Image copyright © by Marcus Trahan



I found myself wondering if anything in the world has ever dated as fast as ‘60s (and into the ‘70s) movies about hippies, LSD, and the counterculture. I mean, these things became embarrassing relics between the time the bulb was switched on in the projector and the light hit the screen. Of course, in one sense they were dated the moment the shooting script was finalized, as no writer or director working in Hollywood in those days had the slightest clue what hippies were all about. According to the old men making these films, hippies all drove psychedelic VWs and school buses, spouted meaningless empty-headed platitudes about love and shit like that, danced all day to third-rate bubblegum rock, and, oh yes, were usually accompanied by several stoned-out chicks wearing nothing but body paint. Well, sure man, I was there, I saw all those things from time to time, but they miss everything that was important about those lovely days.

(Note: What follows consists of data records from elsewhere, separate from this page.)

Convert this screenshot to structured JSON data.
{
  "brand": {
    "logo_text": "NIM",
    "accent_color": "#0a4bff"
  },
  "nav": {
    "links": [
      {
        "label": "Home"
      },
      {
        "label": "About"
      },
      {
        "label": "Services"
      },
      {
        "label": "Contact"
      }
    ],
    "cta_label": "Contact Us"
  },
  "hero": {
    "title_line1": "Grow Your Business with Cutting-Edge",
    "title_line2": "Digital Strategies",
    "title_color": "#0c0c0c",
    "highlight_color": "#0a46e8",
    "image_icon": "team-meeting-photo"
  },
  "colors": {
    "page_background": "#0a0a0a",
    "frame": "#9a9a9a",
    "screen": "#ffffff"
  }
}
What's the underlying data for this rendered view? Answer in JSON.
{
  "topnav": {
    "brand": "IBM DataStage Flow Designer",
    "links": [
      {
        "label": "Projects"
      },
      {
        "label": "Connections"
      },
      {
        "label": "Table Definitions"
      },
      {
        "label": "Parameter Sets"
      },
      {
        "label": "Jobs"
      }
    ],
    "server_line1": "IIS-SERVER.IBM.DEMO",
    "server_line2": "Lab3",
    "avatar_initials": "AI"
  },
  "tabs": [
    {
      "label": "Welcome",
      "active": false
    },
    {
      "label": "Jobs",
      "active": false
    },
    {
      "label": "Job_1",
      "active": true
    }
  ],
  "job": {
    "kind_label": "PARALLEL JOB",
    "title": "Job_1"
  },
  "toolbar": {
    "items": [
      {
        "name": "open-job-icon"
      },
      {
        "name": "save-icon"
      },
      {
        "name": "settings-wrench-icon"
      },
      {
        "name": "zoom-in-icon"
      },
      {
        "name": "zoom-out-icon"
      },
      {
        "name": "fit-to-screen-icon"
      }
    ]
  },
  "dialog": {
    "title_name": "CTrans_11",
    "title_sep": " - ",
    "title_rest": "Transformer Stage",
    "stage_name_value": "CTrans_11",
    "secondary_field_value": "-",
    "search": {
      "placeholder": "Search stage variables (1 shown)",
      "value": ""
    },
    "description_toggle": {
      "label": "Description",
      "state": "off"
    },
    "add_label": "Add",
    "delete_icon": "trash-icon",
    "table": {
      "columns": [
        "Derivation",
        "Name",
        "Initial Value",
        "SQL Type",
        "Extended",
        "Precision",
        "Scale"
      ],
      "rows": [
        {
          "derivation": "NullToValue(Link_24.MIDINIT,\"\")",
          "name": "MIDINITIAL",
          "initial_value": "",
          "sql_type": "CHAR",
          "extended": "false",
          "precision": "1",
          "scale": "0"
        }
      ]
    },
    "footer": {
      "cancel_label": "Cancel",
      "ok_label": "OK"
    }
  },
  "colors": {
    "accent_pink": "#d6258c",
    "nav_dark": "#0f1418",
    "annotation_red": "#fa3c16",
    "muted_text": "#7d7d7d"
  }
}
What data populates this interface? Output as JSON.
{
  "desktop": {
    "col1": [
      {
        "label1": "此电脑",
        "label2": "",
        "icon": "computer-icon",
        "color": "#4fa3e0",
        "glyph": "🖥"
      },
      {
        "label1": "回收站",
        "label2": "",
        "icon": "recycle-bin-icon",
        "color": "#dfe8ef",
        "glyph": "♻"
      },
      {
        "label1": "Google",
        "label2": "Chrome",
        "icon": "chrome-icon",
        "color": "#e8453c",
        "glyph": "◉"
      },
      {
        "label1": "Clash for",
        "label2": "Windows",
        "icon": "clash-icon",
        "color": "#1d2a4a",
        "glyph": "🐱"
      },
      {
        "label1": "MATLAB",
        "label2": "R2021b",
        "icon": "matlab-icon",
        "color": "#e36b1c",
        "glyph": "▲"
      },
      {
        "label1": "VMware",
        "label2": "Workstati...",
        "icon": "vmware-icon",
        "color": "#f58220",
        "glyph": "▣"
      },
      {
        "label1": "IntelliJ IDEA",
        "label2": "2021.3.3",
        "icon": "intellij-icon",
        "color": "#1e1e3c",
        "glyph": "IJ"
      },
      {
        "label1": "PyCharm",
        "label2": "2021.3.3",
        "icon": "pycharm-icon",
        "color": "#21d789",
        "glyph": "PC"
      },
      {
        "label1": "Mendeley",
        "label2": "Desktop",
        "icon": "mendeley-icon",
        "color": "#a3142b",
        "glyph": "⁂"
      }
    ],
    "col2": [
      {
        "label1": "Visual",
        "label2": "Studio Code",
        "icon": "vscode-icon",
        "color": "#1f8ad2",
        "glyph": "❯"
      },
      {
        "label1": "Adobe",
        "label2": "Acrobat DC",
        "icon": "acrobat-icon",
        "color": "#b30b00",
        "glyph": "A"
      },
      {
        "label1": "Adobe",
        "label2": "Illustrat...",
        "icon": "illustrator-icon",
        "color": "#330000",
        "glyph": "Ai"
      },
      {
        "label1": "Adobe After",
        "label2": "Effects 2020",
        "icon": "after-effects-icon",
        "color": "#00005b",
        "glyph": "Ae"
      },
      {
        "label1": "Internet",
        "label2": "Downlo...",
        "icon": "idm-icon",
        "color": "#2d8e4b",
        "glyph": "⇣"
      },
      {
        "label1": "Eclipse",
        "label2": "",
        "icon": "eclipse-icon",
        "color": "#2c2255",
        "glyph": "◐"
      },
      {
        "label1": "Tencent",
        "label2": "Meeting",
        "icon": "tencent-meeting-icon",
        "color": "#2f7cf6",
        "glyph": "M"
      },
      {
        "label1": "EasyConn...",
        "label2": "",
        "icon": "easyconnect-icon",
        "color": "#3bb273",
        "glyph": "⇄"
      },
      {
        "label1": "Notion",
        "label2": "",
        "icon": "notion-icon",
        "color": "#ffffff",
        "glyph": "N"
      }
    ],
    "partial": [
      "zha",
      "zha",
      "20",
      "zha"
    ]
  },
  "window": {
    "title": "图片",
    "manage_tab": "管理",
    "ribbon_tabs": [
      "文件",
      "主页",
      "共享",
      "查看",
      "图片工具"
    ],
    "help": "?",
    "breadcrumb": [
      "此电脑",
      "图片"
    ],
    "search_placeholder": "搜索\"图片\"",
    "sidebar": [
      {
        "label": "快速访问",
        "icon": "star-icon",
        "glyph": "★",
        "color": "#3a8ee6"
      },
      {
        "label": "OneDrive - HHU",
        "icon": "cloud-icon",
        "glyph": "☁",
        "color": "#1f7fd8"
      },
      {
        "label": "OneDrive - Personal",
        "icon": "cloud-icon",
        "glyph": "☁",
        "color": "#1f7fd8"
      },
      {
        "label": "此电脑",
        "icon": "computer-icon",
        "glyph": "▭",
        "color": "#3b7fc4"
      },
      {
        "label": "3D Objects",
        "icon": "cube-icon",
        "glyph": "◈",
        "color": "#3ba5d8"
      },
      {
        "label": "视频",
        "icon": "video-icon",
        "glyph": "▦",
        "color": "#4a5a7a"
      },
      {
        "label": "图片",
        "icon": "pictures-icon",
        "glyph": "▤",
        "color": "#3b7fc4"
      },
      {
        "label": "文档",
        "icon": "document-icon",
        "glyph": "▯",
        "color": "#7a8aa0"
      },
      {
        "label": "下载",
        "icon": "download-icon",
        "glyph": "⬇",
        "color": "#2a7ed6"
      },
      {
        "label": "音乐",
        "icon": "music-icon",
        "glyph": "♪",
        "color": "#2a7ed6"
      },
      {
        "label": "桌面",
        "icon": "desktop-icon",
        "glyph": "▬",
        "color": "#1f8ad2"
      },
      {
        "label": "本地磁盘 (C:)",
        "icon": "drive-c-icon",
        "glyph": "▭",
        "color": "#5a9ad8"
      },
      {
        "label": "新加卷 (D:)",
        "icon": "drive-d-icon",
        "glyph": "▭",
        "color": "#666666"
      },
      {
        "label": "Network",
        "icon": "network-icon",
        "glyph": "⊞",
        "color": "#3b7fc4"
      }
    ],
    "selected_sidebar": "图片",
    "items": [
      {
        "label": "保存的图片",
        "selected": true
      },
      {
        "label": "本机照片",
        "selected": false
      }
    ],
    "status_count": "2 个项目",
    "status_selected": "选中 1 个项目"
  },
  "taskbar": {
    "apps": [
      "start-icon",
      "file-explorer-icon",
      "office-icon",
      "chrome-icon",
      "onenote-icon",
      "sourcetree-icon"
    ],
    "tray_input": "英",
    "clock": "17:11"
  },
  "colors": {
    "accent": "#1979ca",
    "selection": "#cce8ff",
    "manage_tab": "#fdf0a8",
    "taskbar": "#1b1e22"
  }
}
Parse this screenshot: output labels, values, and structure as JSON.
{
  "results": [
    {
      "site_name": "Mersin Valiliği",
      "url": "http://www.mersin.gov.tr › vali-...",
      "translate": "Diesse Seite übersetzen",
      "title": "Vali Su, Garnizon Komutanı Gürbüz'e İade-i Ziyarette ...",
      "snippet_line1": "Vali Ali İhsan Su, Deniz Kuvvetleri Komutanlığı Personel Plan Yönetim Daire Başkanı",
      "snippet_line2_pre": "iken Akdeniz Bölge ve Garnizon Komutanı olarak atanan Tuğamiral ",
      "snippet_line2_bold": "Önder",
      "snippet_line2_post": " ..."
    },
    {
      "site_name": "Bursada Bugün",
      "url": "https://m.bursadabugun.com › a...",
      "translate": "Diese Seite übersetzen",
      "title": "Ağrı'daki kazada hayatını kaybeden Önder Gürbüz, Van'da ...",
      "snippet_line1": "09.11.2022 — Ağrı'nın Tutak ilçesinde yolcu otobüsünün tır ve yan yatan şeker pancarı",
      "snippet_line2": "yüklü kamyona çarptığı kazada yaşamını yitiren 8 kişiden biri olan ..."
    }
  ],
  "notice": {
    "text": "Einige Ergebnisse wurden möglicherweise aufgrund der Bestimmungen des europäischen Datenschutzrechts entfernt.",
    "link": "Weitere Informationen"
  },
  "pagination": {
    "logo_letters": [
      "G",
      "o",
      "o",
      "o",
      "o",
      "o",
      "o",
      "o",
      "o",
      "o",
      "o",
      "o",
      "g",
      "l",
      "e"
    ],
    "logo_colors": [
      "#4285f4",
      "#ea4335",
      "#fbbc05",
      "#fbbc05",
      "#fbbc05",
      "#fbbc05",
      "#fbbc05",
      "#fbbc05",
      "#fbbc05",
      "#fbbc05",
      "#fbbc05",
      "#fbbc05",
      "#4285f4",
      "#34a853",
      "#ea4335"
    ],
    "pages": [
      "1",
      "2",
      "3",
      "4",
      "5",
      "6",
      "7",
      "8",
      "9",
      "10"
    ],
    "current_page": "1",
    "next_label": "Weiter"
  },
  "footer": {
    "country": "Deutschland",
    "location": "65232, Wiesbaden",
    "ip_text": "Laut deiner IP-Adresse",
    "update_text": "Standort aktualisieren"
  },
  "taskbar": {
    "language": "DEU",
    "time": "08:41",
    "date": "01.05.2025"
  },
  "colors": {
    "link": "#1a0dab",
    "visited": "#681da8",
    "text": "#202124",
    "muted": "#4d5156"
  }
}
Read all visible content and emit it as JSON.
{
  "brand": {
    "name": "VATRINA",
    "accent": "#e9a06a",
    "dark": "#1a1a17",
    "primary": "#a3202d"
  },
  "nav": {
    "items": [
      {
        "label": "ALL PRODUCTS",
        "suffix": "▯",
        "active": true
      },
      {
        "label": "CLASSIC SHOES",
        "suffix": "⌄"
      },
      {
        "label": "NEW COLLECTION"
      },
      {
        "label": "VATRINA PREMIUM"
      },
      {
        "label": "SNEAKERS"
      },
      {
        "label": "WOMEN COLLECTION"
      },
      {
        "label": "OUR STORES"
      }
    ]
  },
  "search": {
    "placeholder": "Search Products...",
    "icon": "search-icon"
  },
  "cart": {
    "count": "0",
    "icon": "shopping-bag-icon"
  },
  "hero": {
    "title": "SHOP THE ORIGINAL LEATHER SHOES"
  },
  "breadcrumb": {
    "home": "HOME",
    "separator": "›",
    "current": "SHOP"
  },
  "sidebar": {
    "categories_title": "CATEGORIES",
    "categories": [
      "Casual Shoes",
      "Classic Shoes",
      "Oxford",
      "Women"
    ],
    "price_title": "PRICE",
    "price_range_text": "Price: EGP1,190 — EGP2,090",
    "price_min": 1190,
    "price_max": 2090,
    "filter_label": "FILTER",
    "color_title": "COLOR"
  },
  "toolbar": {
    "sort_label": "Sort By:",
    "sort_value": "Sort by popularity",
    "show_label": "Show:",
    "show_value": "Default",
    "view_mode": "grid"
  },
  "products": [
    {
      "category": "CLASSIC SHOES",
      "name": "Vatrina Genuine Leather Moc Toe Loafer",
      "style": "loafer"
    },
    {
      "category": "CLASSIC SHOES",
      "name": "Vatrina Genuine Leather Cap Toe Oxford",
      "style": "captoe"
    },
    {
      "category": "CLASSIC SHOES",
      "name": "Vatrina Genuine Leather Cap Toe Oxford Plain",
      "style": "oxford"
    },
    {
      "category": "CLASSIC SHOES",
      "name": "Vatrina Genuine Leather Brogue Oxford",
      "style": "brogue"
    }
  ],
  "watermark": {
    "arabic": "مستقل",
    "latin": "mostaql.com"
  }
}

This one was directed by Otto Preminger, in an apparent attempt to show everyone he was “hep” to the “scene,” that he “dug” all the “grooves” those crazy “beatnik” kids were laying down. Who says a 63-year-old Kraut can’t be a cool cat? The product is so embarrassing that, according to Spider Robinson, Gleason stormed out of the premiere threatening to sue everybody. Cool it, Jackie. You read the script for this piece of shit. You booked yourself into this toilet.

This is another one that Spider turned me on to (or inflicted on me, I still haven’t decided) with the warning that it was the weirdest movie he’d ever seen. Well, I won’t say it’s the weirdest (I’ve seen some pretty weird movies) but it’s one of the weirdest ever made with big Hollywood money and (reasonably) big Hollywood names. Jackie Gleason, Carol Channing, Frankie Avalon, Groucho Marx, with short parts by a whole bunch of others, from Slim Pickens to Peter Lawford.

There’s not much point in going over the plot except to say the centerpiece is dropping a lot of LSD in the soup at a prison and everyone freaking out colorfully while Jackie and two friends escape in a homemade hot air balloon. Sounds like fun, doesn’t it? It isn’t. We never laughed once at this thing, though our jaws dropped a lot. The film climaxes with a stunningly bad rendition of the title song, “Skidoo” by Carol Channing aboard a huge yacht where Groucho Marx is a paranoid Mafia boss. Oh, yeah, Groucho assessed his own performance as “godawful.” You said the secret woid, Groucho, and the duck came down and shat on your head. He seems to be in a trance. One scene, he’s got this gorgeous girl sitting in his lap, he’s unbuttoning her blouse, and he’s staring off into space. Reading cue cards? Who knows? It’s beyond bizarre.

Oddly, the only thing worth a damn in this horror show is … the end credits. No kidding! They are sung, every word of them, and it’s a long list of credits, right down to the grips and office girls. Now, that’s unique. I have never heard credits sung before. With any luck, I’ll never hear them again.